TASK DESCRIPTION ->
Nothing should be omitted: restate the full listing word for word.

------ RECORDS SHOWN ------

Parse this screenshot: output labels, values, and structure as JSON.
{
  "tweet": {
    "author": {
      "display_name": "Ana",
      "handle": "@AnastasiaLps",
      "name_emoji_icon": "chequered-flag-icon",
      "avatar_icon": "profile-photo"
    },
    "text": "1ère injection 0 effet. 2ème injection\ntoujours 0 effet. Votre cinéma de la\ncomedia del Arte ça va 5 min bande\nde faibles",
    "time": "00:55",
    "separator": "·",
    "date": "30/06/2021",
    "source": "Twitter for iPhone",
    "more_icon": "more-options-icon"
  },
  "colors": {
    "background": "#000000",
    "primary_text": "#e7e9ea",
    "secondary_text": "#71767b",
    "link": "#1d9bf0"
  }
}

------

OUTPUT ->
Parse this screenshot: output labels, values, and structure as JSON.
{
  "tweet": {
    "author": {
      "display_name": "Ana",
      "handle": "@AnastasiaLps",
      "name_emoji_icon": "chequered-flag-icon",
      "avatar_icon": "profile-photo"
    },
    "text": "1ère injection 0 effet. 2ème injection\ntoujours 0 effet. Votre cinéma de la\ncomedia del Arte ça va 5 min bande\nde faibles",
    "time": "00:55",
    "separator": "·",
    "date": "30/06/2021",
    "source": "Twitter for iPhone",
    "more_icon": "more-options-icon"
  },
  "colors": {
    "background": "#000000",
    "primary_text": "#e7e9ea",
    "secondary_text": "#71767b",
    "link": "#1d9bf0"
  }
}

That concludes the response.